This research comes to empirical investigate whether the country‟s levels of corruption may be explained by some behavioral factors such as culture, tax morale, trust, religion or happiness. For this purpose, a cross-countries survey of 148 countries is used. The findings document that power distance, trust in legal system, happiness and religion are the most important behavioral determinants of the corruption, explaining about 50 % from the level of corruption around the world. A higher power distance, a lower level of trust in legal system, a lower level of happiness (measured by subjective well-being) and a higher level of religiosity conduct to a higher level of corruption. The findings are important for the policy-makers in order to include the non-economic factors in the analysis of corruption behavior of the people belong to a country, and thus to adopt the most appropriate decisions to fight against this phenomenon.

Open access

Ioan-Mădălin Neagu

Abstract

In the present paper, a fog computing framework for smart urban transport is developed. The proposed framework is adapted to the smart city concept. It uses a collaborative multitude of end-user clients to carry out a substantial amount of communication and computation. It can be adapted for specific situations of smart cities in Romania, such as: Cluj-Napoca, Timișoara, Iași or Bucharest. Economic and social implications as well as available European funding sources are presented.

Open access

Irina Ene

Abstract

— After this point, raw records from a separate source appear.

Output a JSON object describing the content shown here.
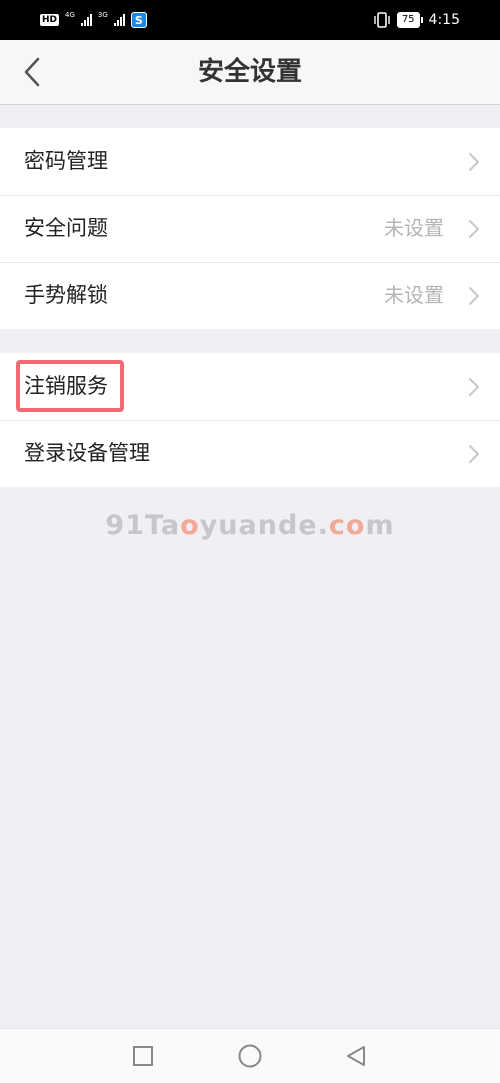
{
  "status_bar": {
    "hd": "HD",
    "net1": "4G",
    "net2": "3G",
    "battery": "75",
    "time": "4:15"
  },
  "header": {
    "title": "安全设置"
  },
  "groups": [
    {
      "items": [
        {
          "label": "密码管理",
          "value": ""
        },
        {
          "label": "安全问题",
          "value": "未设置"
        },
        {
          "label": "手势解锁",
          "value": "未设置"
        }
      ]
    },
    {
      "items": [
        {
          "label": "注销服务",
          "value": ""
        },
        {
          "label": "登录设备管理",
          "value": ""
        }
      ]
    }
  ],
  "watermark": {
    "part1": "91Ta",
    "accent1": "o",
    "part2": "yuande.",
    "accent2": "co",
    "part3": "m"
  },
  "colors": {
    "highlight": "#ef6b74",
    "background": "#efeff4"
  }
}
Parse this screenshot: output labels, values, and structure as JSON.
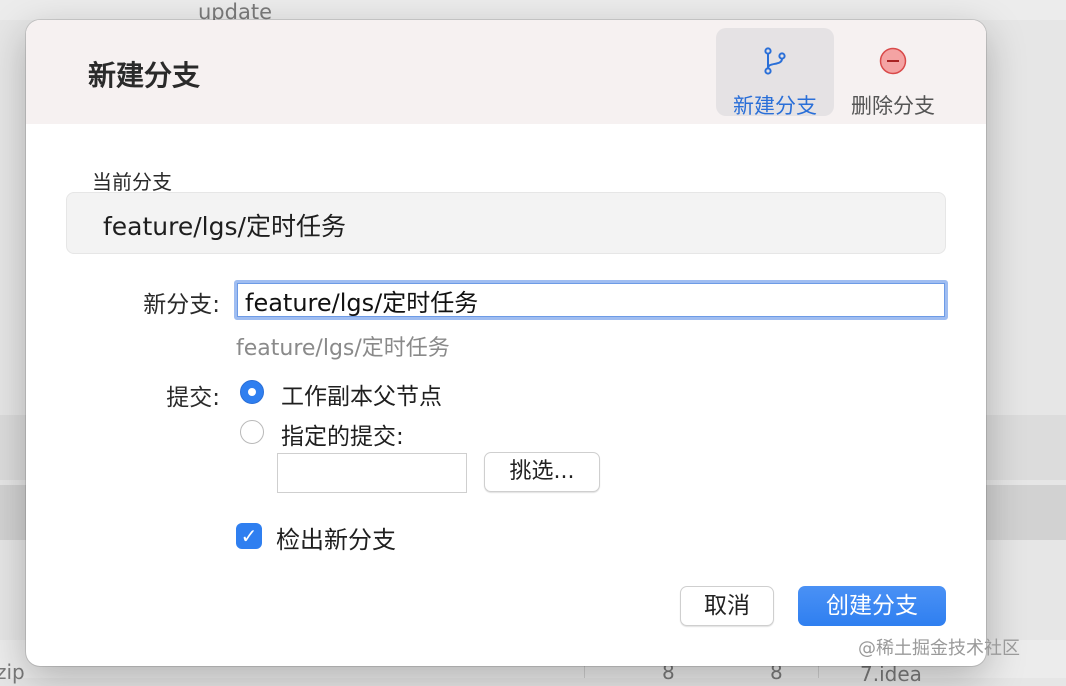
{
  "background": {
    "top_text": "update",
    "bottom_left_text": "zip",
    "bottom_num_1": "8",
    "bottom_num_2": "8",
    "bottom_right_text": "7.idea"
  },
  "dialog": {
    "title": "新建分支",
    "toolbar": [
      {
        "label": "新建分支",
        "icon": "branch-icon",
        "active": true
      },
      {
        "label": "删除分支",
        "icon": "remove-circle-icon",
        "active": false
      }
    ],
    "current_branch_label": "当前分支",
    "current_branch_value": "feature/lgs/定时任务",
    "new_branch_label": "新分支:",
    "new_branch_value": "feature/lgs/定时任务",
    "new_branch_hint": "feature/lgs/定时任务",
    "commit_label": "提交:",
    "commit_options": [
      {
        "label": "工作副本父节点",
        "selected": true
      },
      {
        "label": "指定的提交:",
        "selected": false
      }
    ],
    "commit_value": "",
    "pick_button": "挑选...",
    "checkout_label": "检出新分支",
    "checkout_checked": true,
    "cancel_button": "取消",
    "create_button": "创建分支"
  },
  "watermark": "@稀土掘金技术社区",
  "colors": {
    "accent": "#2f7ff0",
    "header_bg": "#f6f1f1",
    "delete_red": "#e86b6b"
  }
}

With disruptive technologies constantly emerging, the impact of artificial intelligence is becoming a relevant topic nowadays. An extensive investment in business intelligence support systems has been recognized as one of the top priorities of most successful managers. However, these constant internal changes of systems and management styles rarely happen smooth and natural, and frequently they trigger serious issues for the companies and its interactions with their customers. Implementations like automated call centers and online payment systems are just mainstream examples which can be used to show the numerous implications of the intrusion of artificial intelligence systems in our everyday life. With the increasing use of various forms of technology, an ongoing discussion has emerged about people's willingness to accept these technological trends. There are, of course, both pro and counter arguments to be discussed. In this article there are presented the results of an eye-tracking experiment about the reaction of consumers towards several forms of artificial intelligence. It has been shown that consumers have the tendency to react more at unexpected situations involving robots and forms of artificial intelligence.